Imagine, you are working on perfectly good workstations, enjoying your GUI and you get a task to perform some maintenance on Windows Server, that has the “User interfaces and infrastructure” feature removed.

One way is to utilize PowerShell, the task automation, and configuration management framework developed by Microsoft about 10 years ago.

So to initialize remote PowerShell session, it takes:

  1. On the targeted server/ computer type:
    1. Enable-PSRemoting -Force //will change the needed configuration settings
    2. Or you can set a GPO, as shown here.
  2. On your machine enter:
    1. $cred = Get-Credential // get your domain credentials
    2. $rhost=”olp-dc2″ // setting the value for remote host
    3. Enter-PSSession -ComputerName _._.com -Credential $cred // fill out the computer name and the name of the user you want to use
    4. hostname // to check if you are running PowerShell in the host
    5. Get-PSSession //
    6. Enter-PSSessionComputerName _._.com -Credentials $cred // to switch to another PowerShell session
    7. Exit-PSSession // will kill the PowerShell session, as well as typing just exit
    8. Get-PSsession $computer-name // will show you the ongoing sesions
    9. Or just type exit to leave the session.

And as visable, powershell wont let you forget which session you are working in right now :).

You can see the on which the session is running in the begining of each row,
The result of Get-PSSession for the server in use.
overview of remote PowerShell

Aditional examples, can be found here and here.

Installing PowerShell on RHEL/Fedora/CentOS based systems

Even that it may sound unusual, there are occasions when you would prefer to install PowerShell on Linux systems. For example – like me, you have access to several Linux system for practicing and no windows server/ workstations.
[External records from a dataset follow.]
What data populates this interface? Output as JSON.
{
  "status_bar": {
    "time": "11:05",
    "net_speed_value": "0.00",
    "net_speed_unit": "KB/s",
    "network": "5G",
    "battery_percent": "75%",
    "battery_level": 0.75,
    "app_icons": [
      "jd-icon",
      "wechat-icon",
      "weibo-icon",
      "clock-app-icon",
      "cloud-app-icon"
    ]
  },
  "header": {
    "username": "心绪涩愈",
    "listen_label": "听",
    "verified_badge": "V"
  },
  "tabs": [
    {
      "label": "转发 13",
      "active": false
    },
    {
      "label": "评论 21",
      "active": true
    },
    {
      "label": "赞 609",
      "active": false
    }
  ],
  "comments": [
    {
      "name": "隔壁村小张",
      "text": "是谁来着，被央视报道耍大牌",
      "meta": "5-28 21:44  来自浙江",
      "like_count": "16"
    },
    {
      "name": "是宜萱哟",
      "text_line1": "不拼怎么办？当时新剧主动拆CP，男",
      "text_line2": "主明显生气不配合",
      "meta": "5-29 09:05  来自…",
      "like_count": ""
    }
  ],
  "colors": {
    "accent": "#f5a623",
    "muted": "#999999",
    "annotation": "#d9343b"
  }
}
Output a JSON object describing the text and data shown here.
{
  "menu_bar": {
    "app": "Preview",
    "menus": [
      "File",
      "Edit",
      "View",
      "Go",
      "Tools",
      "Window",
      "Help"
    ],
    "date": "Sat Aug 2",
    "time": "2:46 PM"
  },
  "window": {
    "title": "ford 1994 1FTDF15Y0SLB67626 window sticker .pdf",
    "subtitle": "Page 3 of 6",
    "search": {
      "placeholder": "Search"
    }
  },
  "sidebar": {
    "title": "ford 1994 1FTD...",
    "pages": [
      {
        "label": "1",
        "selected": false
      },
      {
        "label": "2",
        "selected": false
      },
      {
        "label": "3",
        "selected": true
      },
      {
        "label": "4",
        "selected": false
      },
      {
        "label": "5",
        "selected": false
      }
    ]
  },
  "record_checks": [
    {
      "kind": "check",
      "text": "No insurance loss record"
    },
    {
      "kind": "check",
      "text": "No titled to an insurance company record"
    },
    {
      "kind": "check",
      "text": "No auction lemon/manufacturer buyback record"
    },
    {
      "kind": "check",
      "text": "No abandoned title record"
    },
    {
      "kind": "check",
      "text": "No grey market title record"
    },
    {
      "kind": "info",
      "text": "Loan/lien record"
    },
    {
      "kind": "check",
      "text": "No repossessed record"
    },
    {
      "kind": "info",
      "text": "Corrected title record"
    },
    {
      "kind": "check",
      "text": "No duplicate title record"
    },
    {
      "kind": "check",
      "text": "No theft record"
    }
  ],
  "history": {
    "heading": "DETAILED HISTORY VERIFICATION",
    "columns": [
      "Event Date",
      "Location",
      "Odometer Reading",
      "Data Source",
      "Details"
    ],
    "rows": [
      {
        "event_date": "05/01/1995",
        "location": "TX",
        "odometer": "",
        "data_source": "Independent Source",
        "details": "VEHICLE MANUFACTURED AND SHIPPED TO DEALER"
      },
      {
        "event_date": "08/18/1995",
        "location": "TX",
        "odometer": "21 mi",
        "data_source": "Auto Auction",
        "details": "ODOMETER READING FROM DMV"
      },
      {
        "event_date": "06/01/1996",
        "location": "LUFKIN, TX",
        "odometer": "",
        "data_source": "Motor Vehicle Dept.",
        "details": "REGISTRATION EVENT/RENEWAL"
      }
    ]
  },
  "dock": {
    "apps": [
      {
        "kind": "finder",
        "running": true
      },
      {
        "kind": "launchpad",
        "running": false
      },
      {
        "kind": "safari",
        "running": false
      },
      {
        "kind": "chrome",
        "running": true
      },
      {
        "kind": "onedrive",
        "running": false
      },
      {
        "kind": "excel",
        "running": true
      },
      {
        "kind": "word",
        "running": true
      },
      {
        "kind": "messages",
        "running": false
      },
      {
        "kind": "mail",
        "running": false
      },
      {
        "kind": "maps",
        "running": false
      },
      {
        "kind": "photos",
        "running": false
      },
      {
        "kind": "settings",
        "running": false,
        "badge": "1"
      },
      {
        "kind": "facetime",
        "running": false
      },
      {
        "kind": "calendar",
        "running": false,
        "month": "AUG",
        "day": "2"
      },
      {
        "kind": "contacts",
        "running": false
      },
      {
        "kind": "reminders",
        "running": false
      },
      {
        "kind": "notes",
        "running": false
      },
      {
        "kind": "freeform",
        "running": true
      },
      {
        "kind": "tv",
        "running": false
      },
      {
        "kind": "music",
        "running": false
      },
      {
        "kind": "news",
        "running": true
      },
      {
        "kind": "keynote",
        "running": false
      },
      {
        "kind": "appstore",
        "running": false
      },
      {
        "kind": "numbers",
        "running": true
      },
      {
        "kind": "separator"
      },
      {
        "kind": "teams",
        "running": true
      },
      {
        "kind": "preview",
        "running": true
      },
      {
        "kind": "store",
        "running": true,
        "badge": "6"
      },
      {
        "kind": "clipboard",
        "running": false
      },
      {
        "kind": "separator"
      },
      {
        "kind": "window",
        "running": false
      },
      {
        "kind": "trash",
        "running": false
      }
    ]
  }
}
Thanks to Microsoft’s “love for Linux”, during Satya Nadella’s reign, it’s quite easy.

 

  1. Add the PowerShell repository:
    1. curl https://packages.microsoft.com/config/rhel/7/prod.repo > /etc/yum.repos.d/microsoft.repo
  2. Update the repo
  3. Install PowerShell
    1. yum install powershell
  4. Launch PowerShell:
    1. powershell
  5. Enjoy 🙂